Here are some examples.  Water is the agent that delivers most climate impacts and even if there are a few winners with climate change, everyone loses with sea level rise.  Most of the worlds largest urban areas sit in coastal areas. In the United States, more than 50% of the population is near coasts and approximately 3.7 million people living within 1 m elevation of mean high tide (TIDEL).

Source: Strauss et al. (2012)
The challenges in these regions are multifaceted and involve more than the direct effect of inundation by sea level rise.  Coastal erosion and wetland loss increases vulnerability to storm surges.  Saltwater intrusion intrusion into aquifers leads to contamination of drinking water sources.  Etc.

How about National Security?  The Center for Naval Analyses Military Advisory Board, comprised of retired high-level officers and generals fro the armed forces, issued a report this week entitled National Security and the Accelerating Risks of Climate Change.  Again we see here that a shift in the climate is a societal stressor:
"The projected impacts of climate change will be more than threat multipliers; they will serve as catalysts for instability and conflict."

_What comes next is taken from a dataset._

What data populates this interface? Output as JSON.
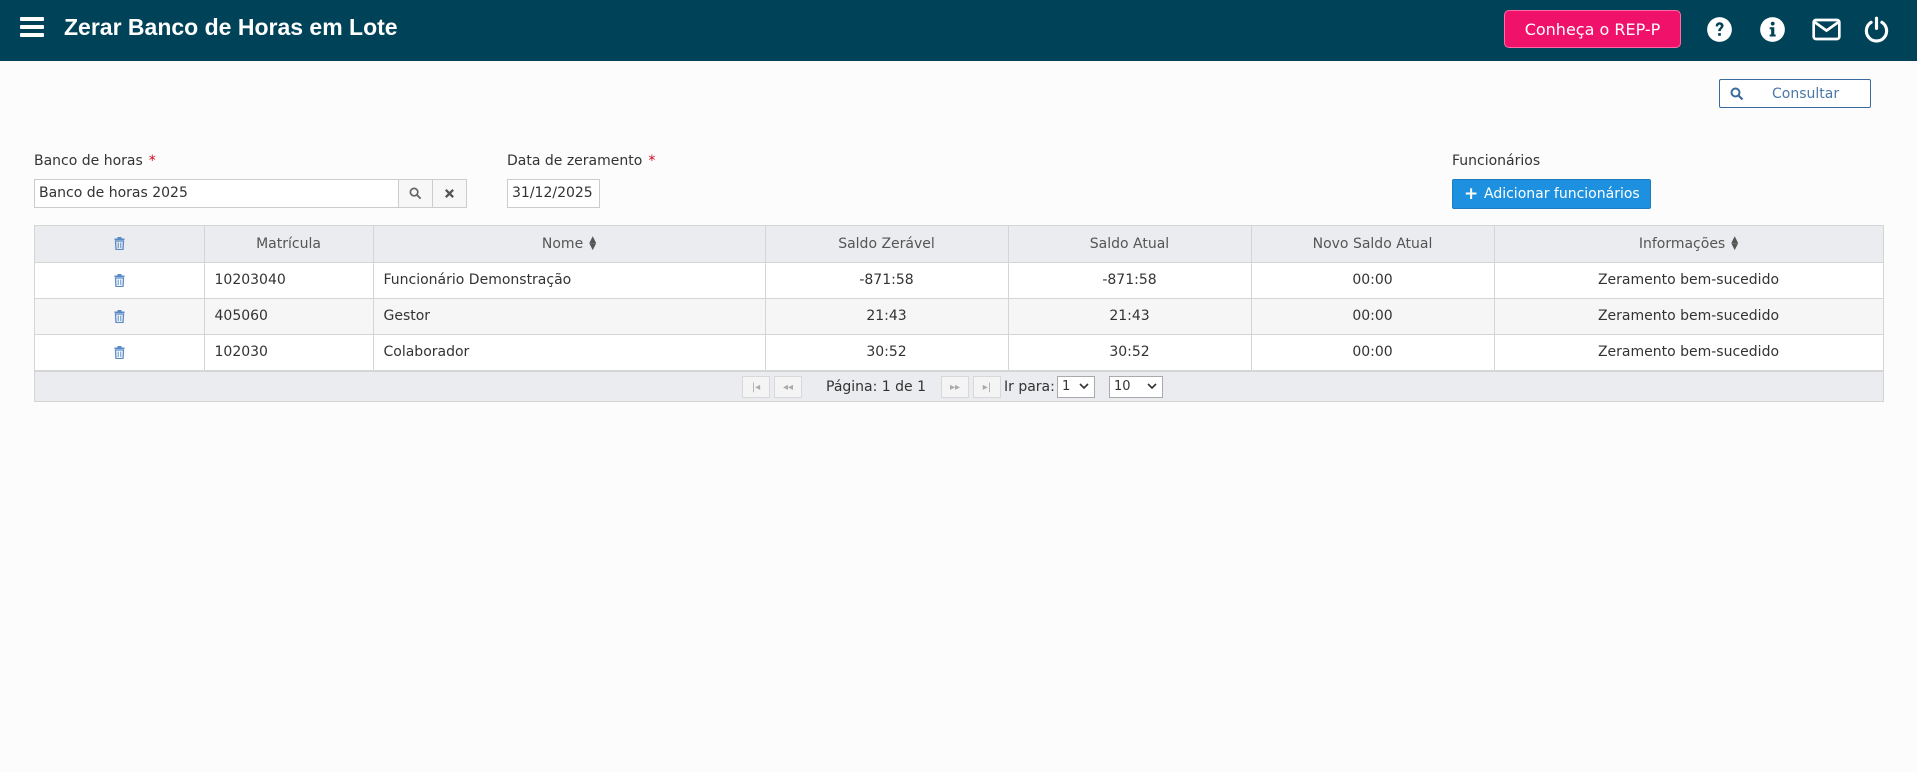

"As the world's population and living standards continue to grow, the projected climate impacts on the nexus of water, food, and energy security become more profound. Fresh water, food, and energy are inextricably linked, and the choices made over how these finite resources will be produced, distributed, and used will have increasing security implications."

"Projected climate change impacts inside the borders of the United States will challenge key elements of our National Power and encumber our homeland security. Of particular concern are climate impacts to our military, infrastructure, economic, and social support systems."
One interesting case study discussed in the report is the impact of sea level rise on the military infrastructure in the Hampton Roads area of Virginia (p. 25), which includes 29 military sites and serves as home for 20% of the U.S. military fleet.  This is a low lying area in which significant adaptation efforts will be needed.

Another region discussed is the Arctic, where the loss of sea ice opens up commercial opportunities but also potential international flash points.
The list goes on and on.  The bottom line here is that change is hard and that's why climate change is "bad." A small shift in climate is perhaps tolerable, but that's looking increasingly unlikely.


  1. Glad to hear the military is taking climate change seriously. Seems a lot of special interests who are currently politicizing climate change have an awful lot to lose by inaction as well. This comment is not meant to stir a political debate. It's just very ironic to me that a lot of the oil companies' infrastructure also lies in coastal regions.

  2. Maybe it's not just coincidental that proposals to mine oil sands in Utah are becoming more strident!